Exercise requirements - Scan the entries below and extract each line with the word "this" in it.

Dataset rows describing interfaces
■ ■ ■ ■

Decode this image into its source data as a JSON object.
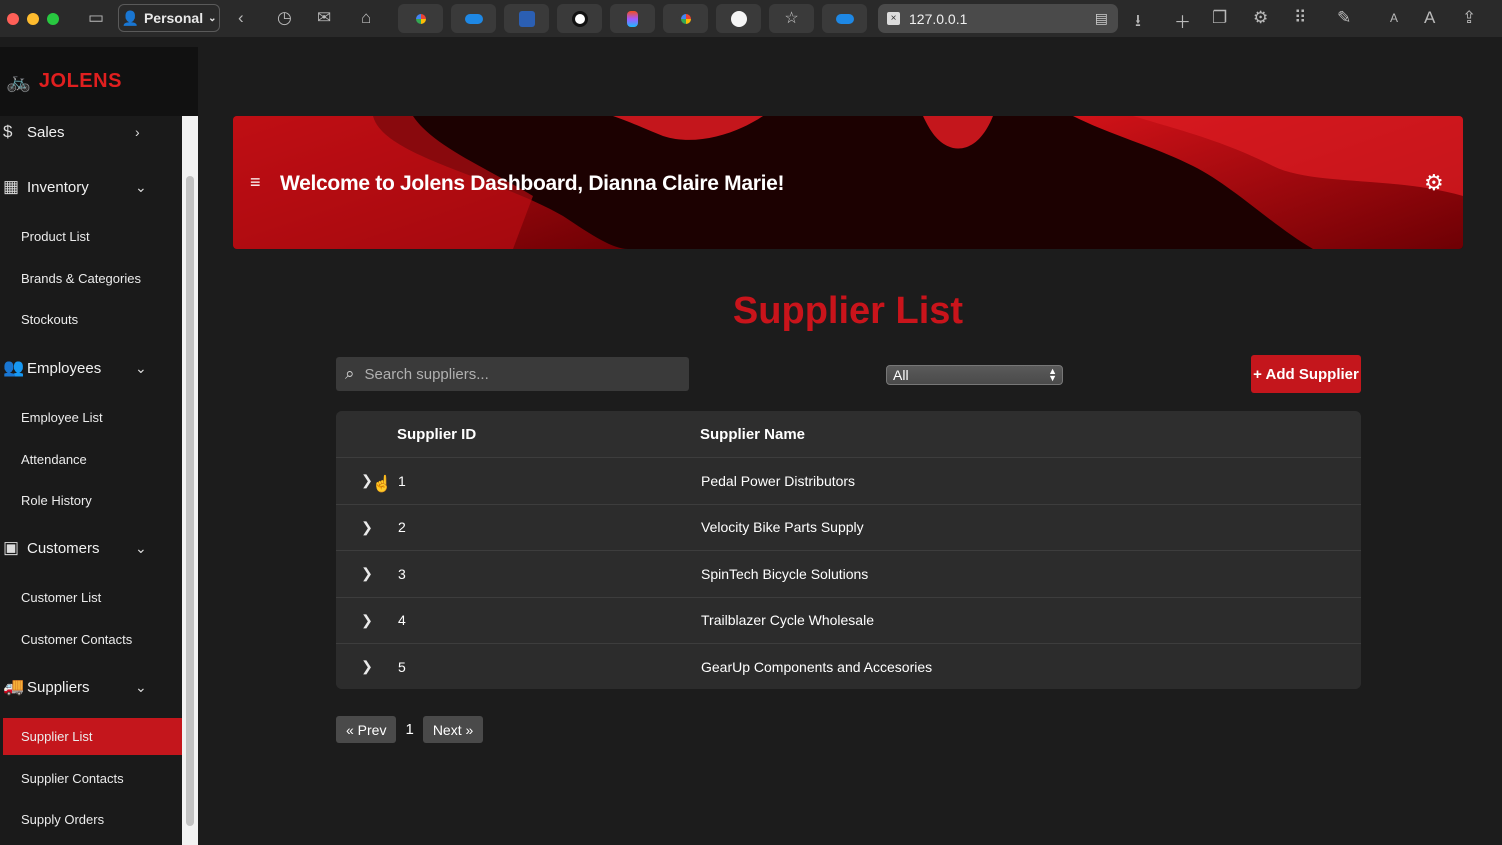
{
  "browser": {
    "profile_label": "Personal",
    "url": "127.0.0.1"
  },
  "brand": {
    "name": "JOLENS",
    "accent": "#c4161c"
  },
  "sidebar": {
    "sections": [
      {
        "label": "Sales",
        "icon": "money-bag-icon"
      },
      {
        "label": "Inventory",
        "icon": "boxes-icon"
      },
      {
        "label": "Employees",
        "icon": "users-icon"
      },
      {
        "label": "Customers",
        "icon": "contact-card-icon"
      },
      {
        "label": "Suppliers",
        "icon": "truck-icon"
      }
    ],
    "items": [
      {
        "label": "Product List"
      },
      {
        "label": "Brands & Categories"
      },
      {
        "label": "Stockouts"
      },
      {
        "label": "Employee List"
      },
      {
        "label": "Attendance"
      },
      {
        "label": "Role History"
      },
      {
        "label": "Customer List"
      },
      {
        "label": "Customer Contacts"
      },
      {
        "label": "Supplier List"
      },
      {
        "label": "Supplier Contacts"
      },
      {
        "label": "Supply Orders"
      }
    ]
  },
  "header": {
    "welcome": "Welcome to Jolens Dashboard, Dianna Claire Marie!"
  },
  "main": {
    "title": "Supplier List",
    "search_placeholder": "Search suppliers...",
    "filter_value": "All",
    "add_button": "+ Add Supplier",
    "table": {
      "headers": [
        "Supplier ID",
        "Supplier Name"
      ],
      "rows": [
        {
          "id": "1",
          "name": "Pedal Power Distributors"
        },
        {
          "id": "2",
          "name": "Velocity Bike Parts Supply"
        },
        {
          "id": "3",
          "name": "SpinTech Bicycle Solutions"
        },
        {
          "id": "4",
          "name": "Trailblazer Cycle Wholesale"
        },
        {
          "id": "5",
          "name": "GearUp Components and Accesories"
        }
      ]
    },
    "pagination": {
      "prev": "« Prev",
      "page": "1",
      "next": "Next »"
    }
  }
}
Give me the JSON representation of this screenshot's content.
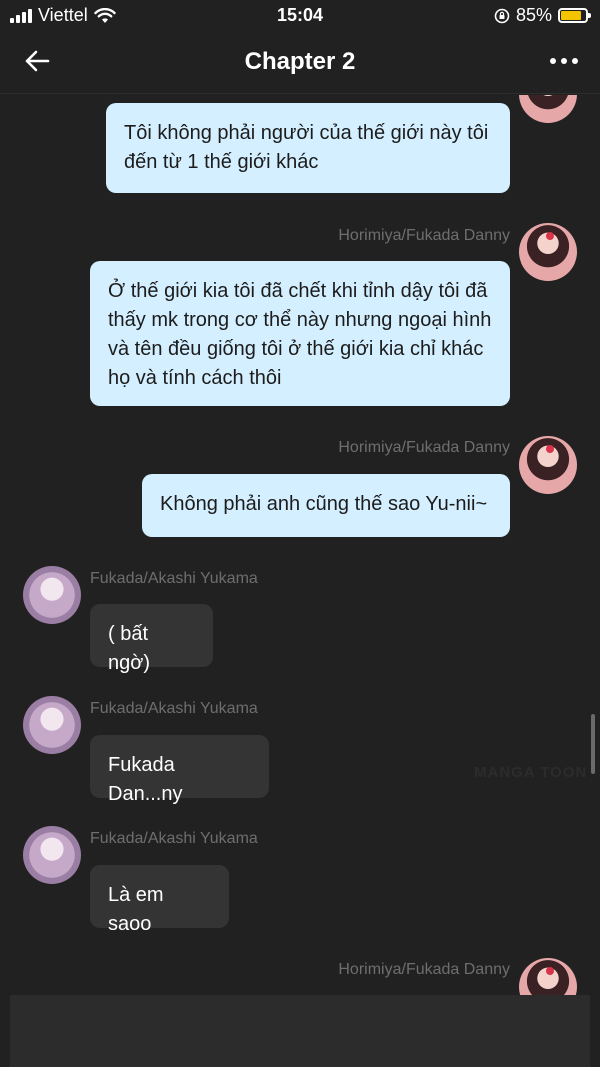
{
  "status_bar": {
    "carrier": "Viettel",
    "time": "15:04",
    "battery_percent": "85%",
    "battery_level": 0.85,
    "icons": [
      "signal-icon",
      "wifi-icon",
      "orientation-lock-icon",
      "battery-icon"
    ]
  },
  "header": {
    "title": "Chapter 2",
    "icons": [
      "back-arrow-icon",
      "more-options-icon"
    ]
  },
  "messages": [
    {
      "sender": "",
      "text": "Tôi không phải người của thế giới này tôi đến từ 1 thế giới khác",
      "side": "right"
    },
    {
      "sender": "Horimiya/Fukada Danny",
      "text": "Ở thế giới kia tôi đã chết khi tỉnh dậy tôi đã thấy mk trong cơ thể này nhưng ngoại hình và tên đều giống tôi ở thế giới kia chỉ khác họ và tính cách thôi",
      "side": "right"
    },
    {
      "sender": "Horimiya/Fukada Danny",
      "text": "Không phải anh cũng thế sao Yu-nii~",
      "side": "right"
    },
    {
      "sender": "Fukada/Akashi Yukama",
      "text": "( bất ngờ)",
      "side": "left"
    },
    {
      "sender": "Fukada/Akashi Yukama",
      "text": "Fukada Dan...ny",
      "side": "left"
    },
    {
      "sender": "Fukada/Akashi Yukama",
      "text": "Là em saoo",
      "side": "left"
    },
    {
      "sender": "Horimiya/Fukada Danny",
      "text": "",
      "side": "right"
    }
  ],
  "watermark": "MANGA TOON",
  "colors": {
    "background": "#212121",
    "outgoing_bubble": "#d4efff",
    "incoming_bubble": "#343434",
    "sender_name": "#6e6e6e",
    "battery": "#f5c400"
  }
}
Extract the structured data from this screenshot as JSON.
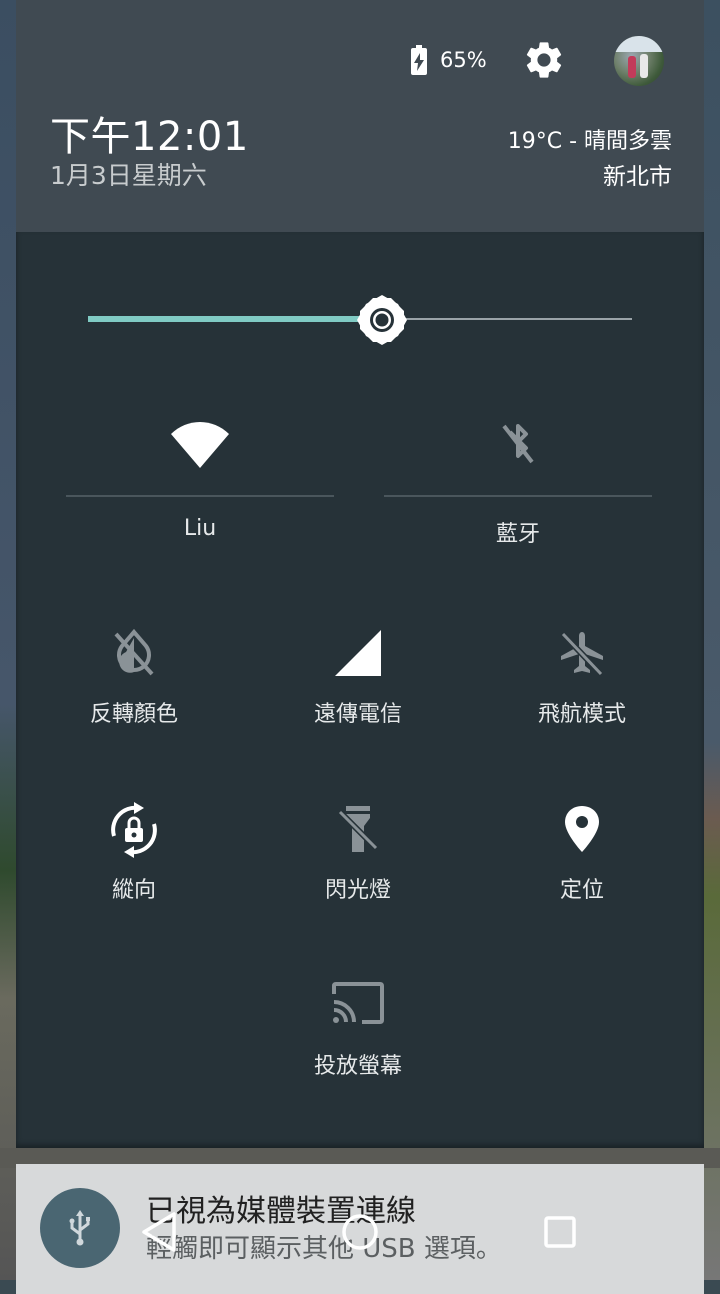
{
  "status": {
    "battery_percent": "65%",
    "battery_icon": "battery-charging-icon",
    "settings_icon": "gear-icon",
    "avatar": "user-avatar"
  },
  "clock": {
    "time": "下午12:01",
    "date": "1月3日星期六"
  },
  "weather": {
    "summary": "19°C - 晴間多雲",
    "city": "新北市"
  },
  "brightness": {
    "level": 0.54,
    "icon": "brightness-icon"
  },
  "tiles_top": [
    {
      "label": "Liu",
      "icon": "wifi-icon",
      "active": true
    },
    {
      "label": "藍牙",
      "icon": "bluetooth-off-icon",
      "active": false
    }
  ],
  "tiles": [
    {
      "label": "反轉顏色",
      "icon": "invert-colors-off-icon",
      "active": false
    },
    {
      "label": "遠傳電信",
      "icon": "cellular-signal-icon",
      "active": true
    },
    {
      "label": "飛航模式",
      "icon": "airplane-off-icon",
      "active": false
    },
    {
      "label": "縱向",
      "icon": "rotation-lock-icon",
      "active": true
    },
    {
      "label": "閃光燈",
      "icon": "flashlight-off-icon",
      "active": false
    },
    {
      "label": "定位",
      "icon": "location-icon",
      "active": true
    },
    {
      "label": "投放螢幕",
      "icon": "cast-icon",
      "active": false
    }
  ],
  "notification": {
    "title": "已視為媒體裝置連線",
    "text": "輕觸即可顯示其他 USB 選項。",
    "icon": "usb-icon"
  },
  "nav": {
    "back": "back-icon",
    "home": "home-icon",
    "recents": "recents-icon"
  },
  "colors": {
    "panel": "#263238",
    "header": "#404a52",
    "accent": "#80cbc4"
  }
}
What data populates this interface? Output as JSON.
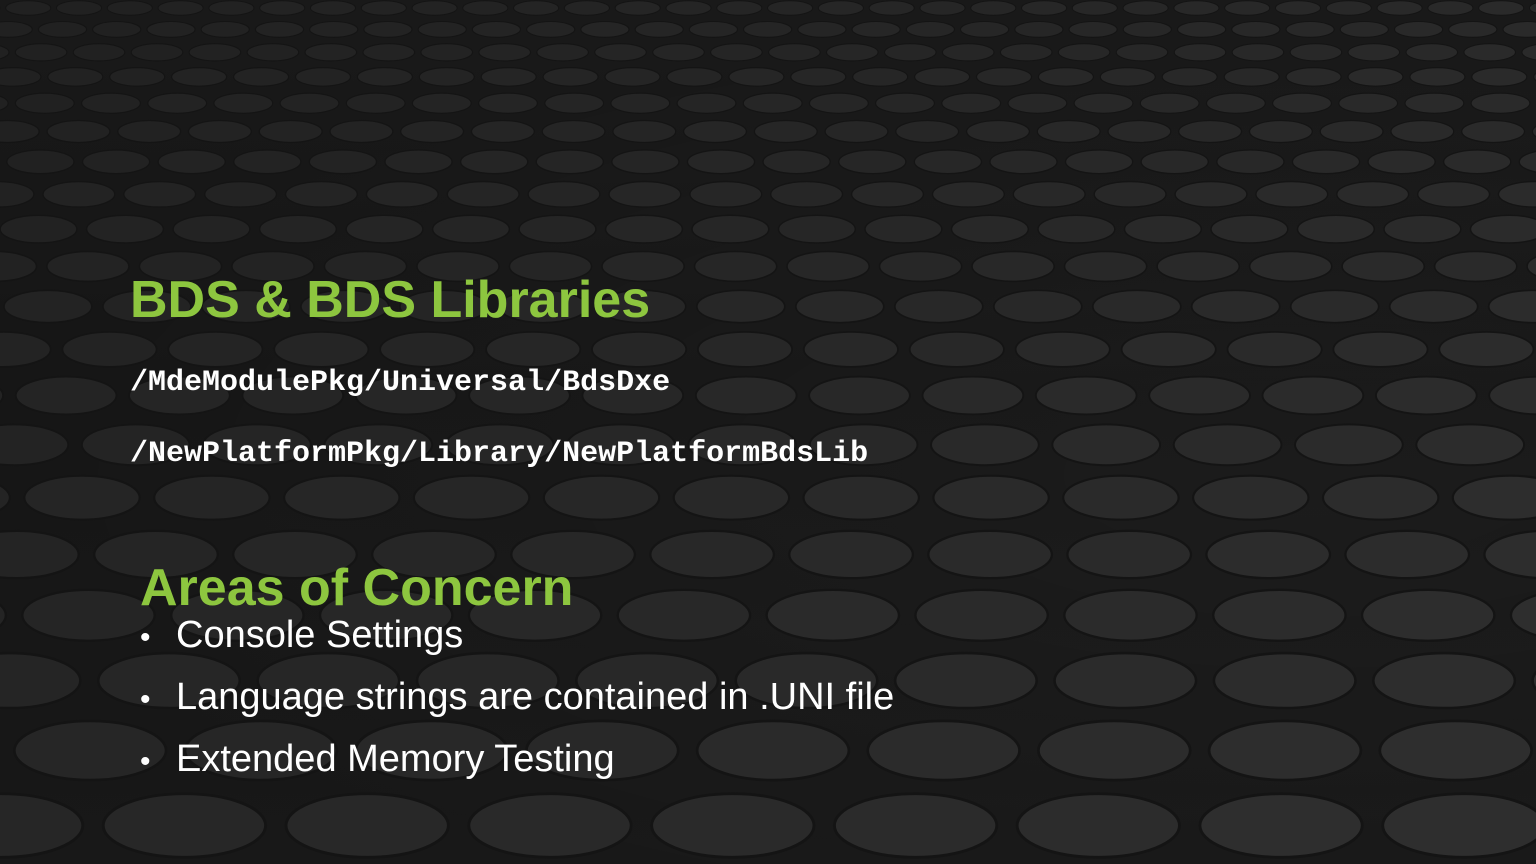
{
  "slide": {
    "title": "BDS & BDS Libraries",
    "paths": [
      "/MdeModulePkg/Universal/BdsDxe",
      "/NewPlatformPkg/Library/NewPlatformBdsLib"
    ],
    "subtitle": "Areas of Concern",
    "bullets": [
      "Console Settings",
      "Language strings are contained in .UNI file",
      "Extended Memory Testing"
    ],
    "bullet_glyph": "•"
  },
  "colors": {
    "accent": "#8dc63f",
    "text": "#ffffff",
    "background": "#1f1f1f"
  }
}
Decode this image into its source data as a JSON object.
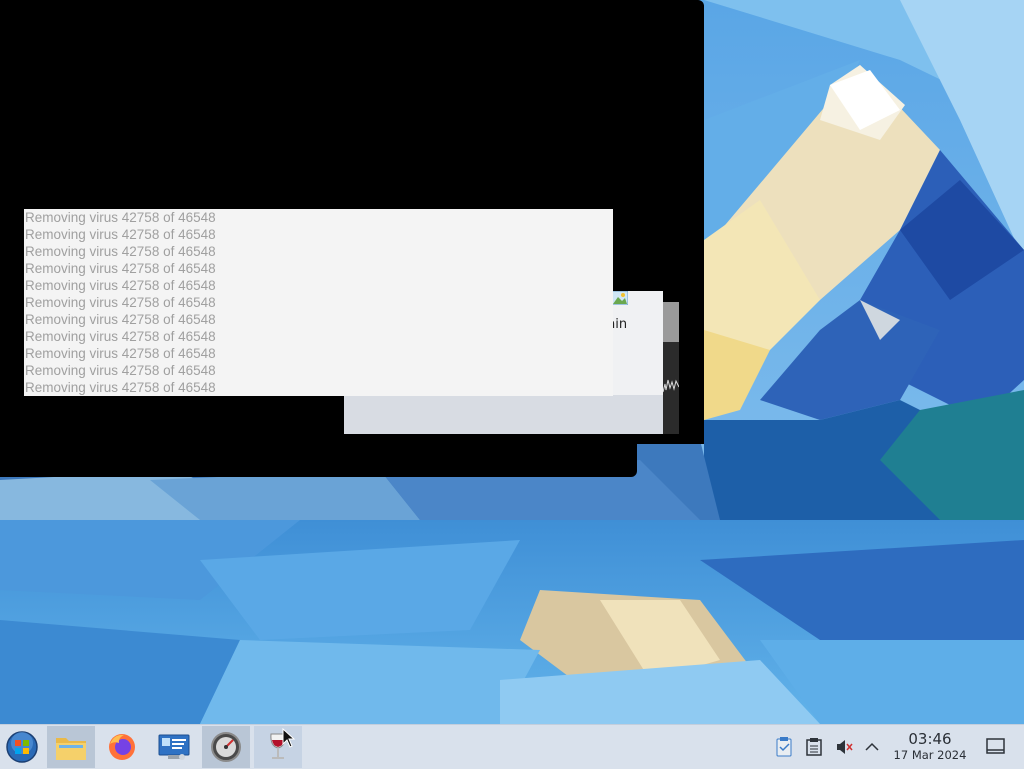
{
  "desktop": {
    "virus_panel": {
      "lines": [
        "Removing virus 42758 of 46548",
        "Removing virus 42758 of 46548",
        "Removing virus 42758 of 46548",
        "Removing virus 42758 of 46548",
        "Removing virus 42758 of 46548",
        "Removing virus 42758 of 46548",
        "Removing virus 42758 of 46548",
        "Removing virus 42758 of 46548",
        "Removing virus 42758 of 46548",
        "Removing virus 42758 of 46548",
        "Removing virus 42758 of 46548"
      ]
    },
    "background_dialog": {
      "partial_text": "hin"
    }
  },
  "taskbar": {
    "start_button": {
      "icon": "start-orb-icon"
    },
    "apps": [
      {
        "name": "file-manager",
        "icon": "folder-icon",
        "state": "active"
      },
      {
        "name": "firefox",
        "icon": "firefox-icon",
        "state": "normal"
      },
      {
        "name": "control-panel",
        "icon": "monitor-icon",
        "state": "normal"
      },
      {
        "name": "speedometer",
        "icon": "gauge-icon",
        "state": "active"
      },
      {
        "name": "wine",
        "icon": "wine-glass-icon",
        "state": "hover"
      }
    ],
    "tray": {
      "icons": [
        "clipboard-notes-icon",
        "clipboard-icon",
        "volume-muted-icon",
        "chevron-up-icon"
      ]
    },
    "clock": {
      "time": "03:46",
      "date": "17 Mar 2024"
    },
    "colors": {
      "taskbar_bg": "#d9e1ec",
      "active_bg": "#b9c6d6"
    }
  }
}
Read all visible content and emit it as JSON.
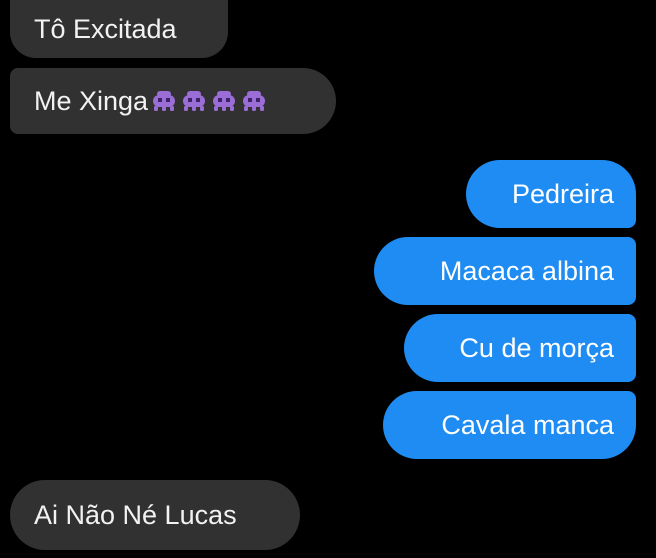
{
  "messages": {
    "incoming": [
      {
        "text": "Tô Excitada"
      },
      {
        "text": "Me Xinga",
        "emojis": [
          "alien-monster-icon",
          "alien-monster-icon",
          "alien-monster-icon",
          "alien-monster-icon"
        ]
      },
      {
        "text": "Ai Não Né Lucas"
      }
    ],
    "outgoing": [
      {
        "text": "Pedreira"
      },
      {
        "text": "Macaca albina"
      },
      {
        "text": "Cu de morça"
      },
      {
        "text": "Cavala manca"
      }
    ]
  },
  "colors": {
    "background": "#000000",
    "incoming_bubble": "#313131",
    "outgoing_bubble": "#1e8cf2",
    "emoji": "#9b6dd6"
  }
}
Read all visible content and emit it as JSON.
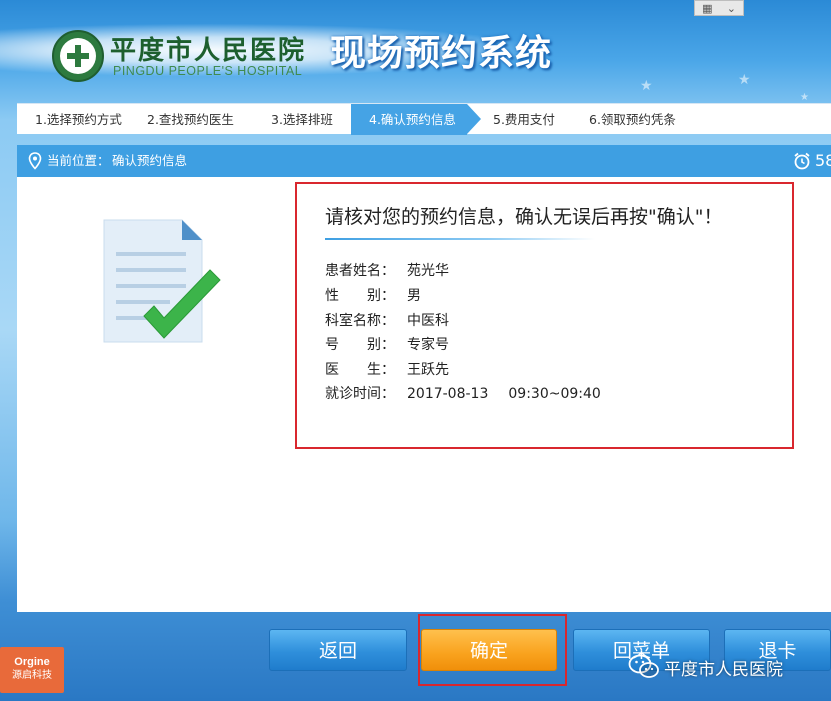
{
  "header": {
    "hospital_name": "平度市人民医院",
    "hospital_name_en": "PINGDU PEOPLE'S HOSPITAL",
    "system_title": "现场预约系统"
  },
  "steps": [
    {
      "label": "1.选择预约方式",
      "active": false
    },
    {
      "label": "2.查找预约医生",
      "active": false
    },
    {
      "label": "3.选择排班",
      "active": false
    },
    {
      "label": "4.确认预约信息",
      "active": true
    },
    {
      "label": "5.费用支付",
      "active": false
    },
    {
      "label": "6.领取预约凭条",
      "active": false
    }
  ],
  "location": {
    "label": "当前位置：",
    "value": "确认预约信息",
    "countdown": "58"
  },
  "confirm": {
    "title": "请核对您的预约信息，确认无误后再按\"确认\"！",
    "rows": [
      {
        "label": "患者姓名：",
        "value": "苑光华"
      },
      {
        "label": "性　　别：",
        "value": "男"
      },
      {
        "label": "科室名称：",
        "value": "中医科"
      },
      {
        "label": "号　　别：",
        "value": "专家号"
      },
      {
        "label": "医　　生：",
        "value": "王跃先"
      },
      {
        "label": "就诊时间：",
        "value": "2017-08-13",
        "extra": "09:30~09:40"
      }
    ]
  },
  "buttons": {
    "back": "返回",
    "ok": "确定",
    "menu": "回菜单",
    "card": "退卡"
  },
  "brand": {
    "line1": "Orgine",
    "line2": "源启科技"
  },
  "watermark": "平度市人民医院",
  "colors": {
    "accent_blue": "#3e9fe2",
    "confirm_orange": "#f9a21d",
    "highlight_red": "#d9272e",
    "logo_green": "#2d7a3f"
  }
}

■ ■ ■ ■

Response area -
Decode this image into its source data as a JSON object.
Give me the JSON representation of this screenshot's content.
Extract the structured data from this screenshot as JSON.
What data populates this interface? Output as JSON.
Decode this image into its source data as a JSON object.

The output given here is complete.